**Source records**.
#####

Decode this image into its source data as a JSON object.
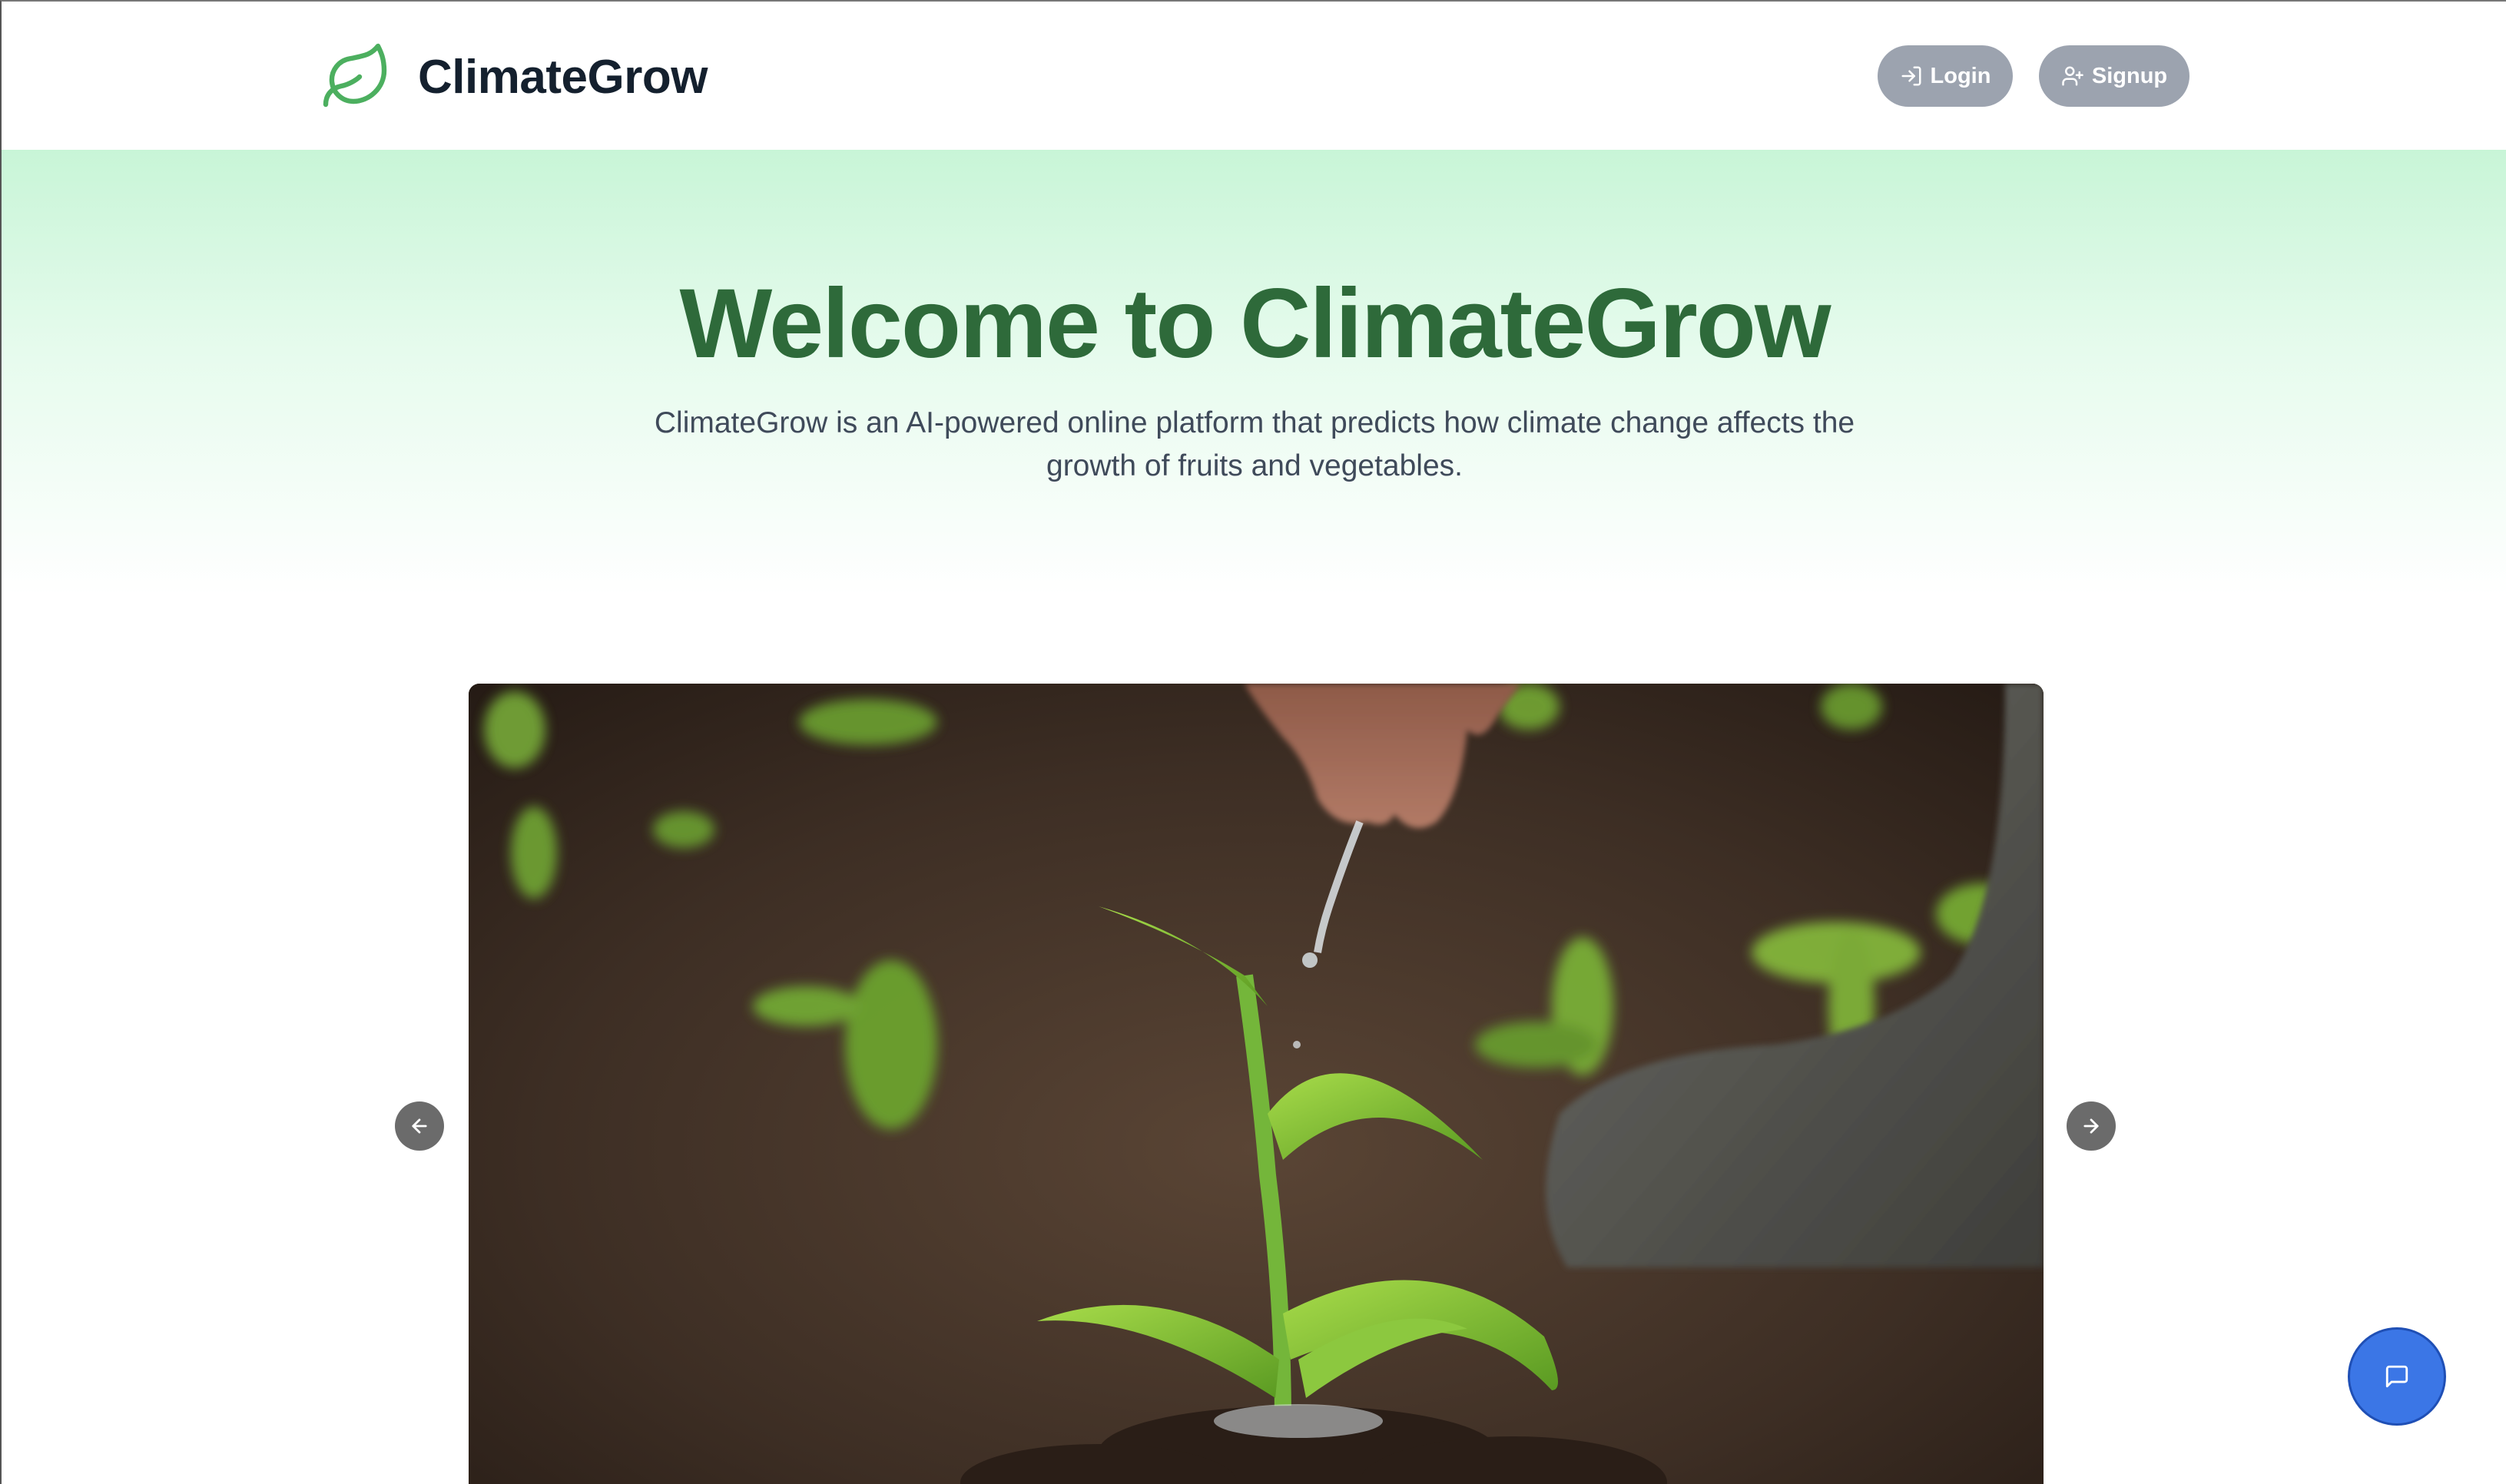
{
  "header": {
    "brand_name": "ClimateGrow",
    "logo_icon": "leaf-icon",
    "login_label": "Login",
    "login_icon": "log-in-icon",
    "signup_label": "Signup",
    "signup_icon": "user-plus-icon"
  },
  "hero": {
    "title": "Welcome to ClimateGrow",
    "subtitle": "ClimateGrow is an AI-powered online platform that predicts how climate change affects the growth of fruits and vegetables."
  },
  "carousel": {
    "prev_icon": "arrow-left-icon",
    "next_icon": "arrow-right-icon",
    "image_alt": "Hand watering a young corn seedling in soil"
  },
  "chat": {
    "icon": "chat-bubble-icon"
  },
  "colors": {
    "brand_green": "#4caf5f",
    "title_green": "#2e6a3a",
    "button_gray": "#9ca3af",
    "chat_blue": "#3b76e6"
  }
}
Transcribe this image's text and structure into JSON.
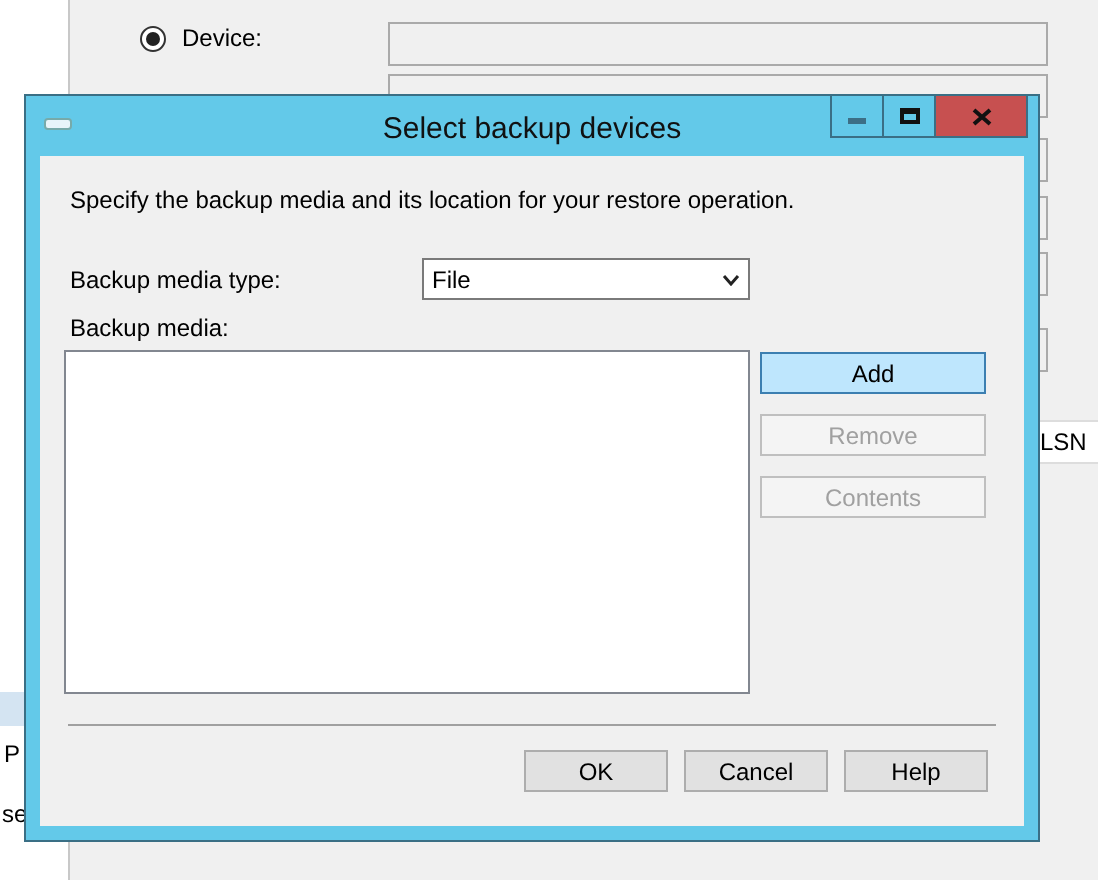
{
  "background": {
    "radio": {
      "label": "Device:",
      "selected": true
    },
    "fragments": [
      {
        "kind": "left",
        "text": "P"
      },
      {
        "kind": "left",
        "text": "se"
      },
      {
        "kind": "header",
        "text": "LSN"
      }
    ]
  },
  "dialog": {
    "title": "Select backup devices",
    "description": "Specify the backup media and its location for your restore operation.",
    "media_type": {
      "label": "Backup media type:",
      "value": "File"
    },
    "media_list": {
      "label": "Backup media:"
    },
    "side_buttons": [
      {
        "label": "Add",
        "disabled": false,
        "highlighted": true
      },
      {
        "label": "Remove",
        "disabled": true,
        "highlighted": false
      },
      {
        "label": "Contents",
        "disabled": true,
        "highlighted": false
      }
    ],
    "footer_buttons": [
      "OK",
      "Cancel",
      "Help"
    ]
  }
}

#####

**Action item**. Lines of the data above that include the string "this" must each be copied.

**Worked solution**.
Decode this image into its source data as a JSON object.
Transcribe this image's text and structure into JSON.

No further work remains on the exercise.